Comfyballs Mens Underwear Deemed Indecent For Men Not For Women!
It appears that the US Patent and Trademark Office (USPTO) has its points of contention with regards to Comfyballs men's underwear.
Anders Selvig, the founder of a Norwegian brand known as Comfyballs attempted to register his company name in the USA (after successfully doing this is 22 nations), but he couldn't apply as a men's underwear company.
The USPTO said Comfyballs was excessively indecent.
"Registration is denied on the grounds that the applied for mark comprises of or incorporates indecent or scandalous matter," the office replied, declining Comfyballs' application because of its use of, well, balls in its name.
The Great Wrongdoer!
"The use of "balls" in this context is used instead of the word "testicles"", the USPTO said. "The thought behind the mark is that a man's testicles will be agreeable in the applicant's goods. Tragically, the term "balls" has an obscene meaning to a substantial composition of hte general plublic."
The USPTO cited the Random House dictionary's meaning of "balls" as being inappropriate in this context, and also the negative response to Ben and Jerry's Schweddy Balls ice cream flavor.
[EDITORS NOTE: Although Ben & Jerry were mentioned with "Schweddy Balls", they get NO credit for it. The term was made popular by one of the top 10 Saturday Night Live skits in history, which starred Alec Baldwin.
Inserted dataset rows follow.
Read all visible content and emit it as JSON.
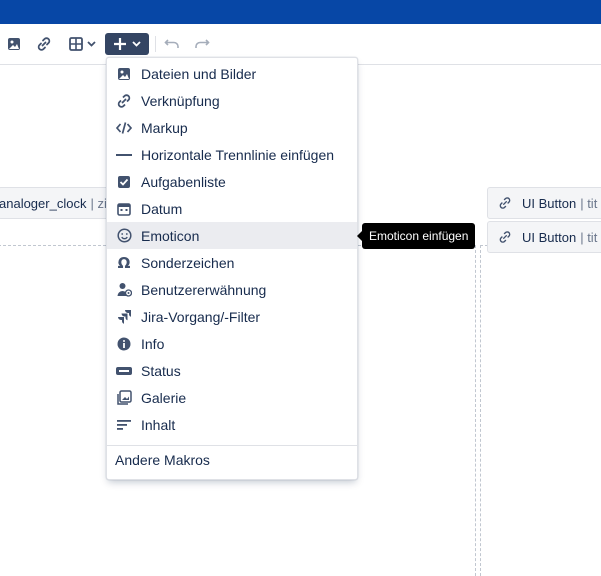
{
  "toolbar": {
    "buttons": [
      "image-icon",
      "link-icon",
      "table-icon",
      "insert-plus-icon",
      "undo-icon",
      "redo-icon"
    ]
  },
  "canvas": {
    "macro_left": {
      "title": "analoger_clock",
      "sub": "| zif"
    },
    "macro_right_1": {
      "title": "UI Button",
      "sub": "| tit"
    },
    "macro_right_2": {
      "title": "UI Button",
      "sub": "| tit"
    }
  },
  "insert_menu": {
    "items": [
      {
        "label": "Dateien und Bilder",
        "icon": "image-icon"
      },
      {
        "label": "Verknüpfung",
        "icon": "link-icon"
      },
      {
        "label": "Markup",
        "icon": "code-icon"
      },
      {
        "label": "Horizontale Trennlinie einfügen",
        "icon": "horizontal-rule-icon"
      },
      {
        "label": "Aufgabenliste",
        "icon": "checkbox-icon"
      },
      {
        "label": "Datum",
        "icon": "calendar-icon"
      },
      {
        "label": "Emoticon",
        "icon": "emoji-icon",
        "hovered": true
      },
      {
        "label": "Sonderzeichen",
        "icon": "omega-icon"
      },
      {
        "label": "Benutzererwähnung",
        "icon": "user-mention-icon"
      },
      {
        "label": "Jira-Vorgang/-Filter",
        "icon": "jira-icon"
      },
      {
        "label": "Info",
        "icon": "info-icon"
      },
      {
        "label": "Status",
        "icon": "status-icon"
      },
      {
        "label": "Galerie",
        "icon": "gallery-icon"
      },
      {
        "label": "Inhalt",
        "icon": "toc-icon"
      }
    ],
    "other_macros": "Andere Makros"
  },
  "tooltip": "Emoticon einfügen",
  "colors": {
    "topbar": "#0747a6",
    "plus_button": "#344563",
    "hover": "#ebecf0"
  }
}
I have added the video to the bottom of the post, (video was taken down by NBC and doesn't allow viewing in the USA!) and if you have never seen it, you should take 5 minutes and watch. Your eyes will be wet with tears as Ana Gasteyer and Molly Shannon do everything possible to make the other actors begin to laugh. It is obvious when watching that it took every bit of concentration for them to stay in character. This is the only Alec Baldwin skit I like, so if you aren't a Baldwin fan, try watching this one anyway.]
That was 2013, yet the brand didn't surrender. They registered once more, this time as a women's underwear brand, and the USPTO issued their certificate that month, for a registered trademark.
"This is a reference point for us, a little bit strange perhaps," Selvig told in an email. "As English is not our local dialect, we thoroughly comprehend that the USPTO may have been right on the assumed perceived vulgarity of our men's underwear application, yet a layman all over could surely contend that Comfyballs for women's underwear is similarly or more vulgar than the same for men."
So comfyballs has a Registered Trademark (and uses the R in a circle); but must use the "TM" for their men's line. What is really funny is they do NOT HAVE a women's line at this time!
"In parallel with realizing that we wouldn't have the capacity to enlist for men's underwear, we were building up another women's line," Selvig stated, adding that the trademark obstacle didn't restrict him from marketing Comfyballs in the US – and conceded that he held off on a major launch, trusting he'd get more buzz on the name controversy!
"We strongly trust that it establishes our platform better from the get go to have such registration. A federal registration establishes our ownership of the mark and our exclusive right to utilize the trademark across the nation, and we can record it with US Customs to stall the importation of infringing goods," Selvig said.